During his research, Sielski was struck by Bryant’s motivation in eighth and ninth grades.
“I don’t think I really enjoyed it until I started digging into his life like that,” said Sielski, who took a year to write the book.
“He had this plan. He had it in him. He was prepared in some ways for this. He wanted it so badly at such a young age and knew he could do it.
For his book, Sielski used audio tapes and transcripts from Jeremy Treatman, a journalist and commentator close to Bryant, about whom he planned to write a book in the 1990s.
The author received the strips from Treatman in December 2020, ahead of its March 2021 deadline.
Sielski said he was a good fit for the book because he could look at his life with purpose. Treatman and Gregg Downer, Bryant’s high school coach, were encouraging.
“They knew Kobe well, and other people said similar things who knew Kobe at the time: ‘We were looking for the right person to tell the story in the right way’ – honestly and accurately,” recalls- he.
“I don’t want to speak for Jeremy, but for his part I think it was just a matter of timing. It almost worked in the late 90s. It didn’t. He has been very successful in doing other things in his life. This is your chance to get the story told.
Sielski used a variety of sources in his research, including high school newspapers, gaming videos, socially distanced in-person interviews, and archives from the Philadelphia Tribune and Bulletin. He worked closely with the Lower Merion Historical Society.
“It was so enjoyable and so educational for me to be able to dive into the other aspects of the history of this community, the conflicts there, all the things that helped inform how people viewed Kobe and how they reacted to him when he came on the scene there,” Sielski said.
“I wanted the setting to be almost a character in the story, no matter where that setting was, whether we were talking about Lower Merion, whether we were talking about the actual city of Philadelphia and its basketball history, whether we We were talking about a chapter we are spending in Italy with Kobe and his family there.
Sielski said he wanted to give readers a sense of Bryant’s life, especially at Lower Merion High School, even outside of basketball.
“I wanted to talk to people who knew him outside of basketball, who weren’t on the team,” Sielski said.
“I don’t know if anyone knew that. He was involved with the Student Voice organization, the Black Student Union of Lower Merion.
“I was able to talk to a number of his girlfriends and classmates, who could talk about certain aspects of him that no one really talked to before.
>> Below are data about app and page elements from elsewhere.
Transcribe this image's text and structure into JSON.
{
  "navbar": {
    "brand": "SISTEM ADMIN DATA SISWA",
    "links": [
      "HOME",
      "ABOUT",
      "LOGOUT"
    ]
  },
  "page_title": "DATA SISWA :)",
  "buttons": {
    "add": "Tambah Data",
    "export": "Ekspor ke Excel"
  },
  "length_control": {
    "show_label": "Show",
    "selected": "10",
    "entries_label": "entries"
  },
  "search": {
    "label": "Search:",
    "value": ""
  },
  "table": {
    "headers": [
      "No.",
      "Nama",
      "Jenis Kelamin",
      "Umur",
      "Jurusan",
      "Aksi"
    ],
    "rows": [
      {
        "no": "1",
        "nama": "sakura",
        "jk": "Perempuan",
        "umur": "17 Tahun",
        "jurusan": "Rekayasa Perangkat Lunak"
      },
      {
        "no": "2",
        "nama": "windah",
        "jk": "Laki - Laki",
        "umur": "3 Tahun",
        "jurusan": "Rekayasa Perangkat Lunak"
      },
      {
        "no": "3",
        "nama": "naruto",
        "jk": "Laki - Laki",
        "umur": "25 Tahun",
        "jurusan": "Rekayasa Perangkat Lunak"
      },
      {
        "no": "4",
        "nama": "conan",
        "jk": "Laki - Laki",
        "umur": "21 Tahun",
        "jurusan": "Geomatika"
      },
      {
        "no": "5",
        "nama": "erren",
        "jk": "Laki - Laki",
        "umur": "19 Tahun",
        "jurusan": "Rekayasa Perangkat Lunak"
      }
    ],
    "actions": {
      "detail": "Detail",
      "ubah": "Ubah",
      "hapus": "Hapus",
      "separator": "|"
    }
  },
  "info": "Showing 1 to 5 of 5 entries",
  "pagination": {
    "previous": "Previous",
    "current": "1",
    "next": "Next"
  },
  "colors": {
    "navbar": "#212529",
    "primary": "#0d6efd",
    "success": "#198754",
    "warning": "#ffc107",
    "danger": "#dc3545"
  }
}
They could talk about how he struggled with his sense of identity, being a black teenager in the early to mid-1990s who had lived in Europe for most of his youth and only returned to the States United permanently only when he was in eighth grade, at the age of 13.
He did not find that most black students in the Lower Merion School District did not share the same experiences as white students.
“It was really important to me, to give people a glimpse of his social and academic existence at the time,” Sielski said.
He hopes to share information about Bryant’s life that even longtime fans might not know.
“I wanted to try to take people with Kobe where they’ve never been before, if I could,” he said.
“How does it feel when he gives an oral presentation in English class? His relationship with his favorite English teacher. This kind of things. I wanted it to be an intimate book, in that regard.
The book gives a better insight into the early relationships between the basketball player, his siblings Sharia and Shaya, his mother Pam, and his father, Joe, a former basketball player.
“(Bryant and his dad) were so, so close when he was young and throughout his high school career,” he said. “You can see some things in Joe’s youth and some of the things he’s been going through. Kobe has so much of his mother, Pam, in him too, the Catholic upbringing, the focus on education, some of his Personality Traits He was really a mix of his parents.
Mike Sielski will speak in conversation with John Gonzalez
WHEN: 6 p.m. Thursday, January 20
OR: Zoom into Vroman’s bookstore
COST: To free; registration required
INFORMATION: 626-449-5320, vromansbookstore.com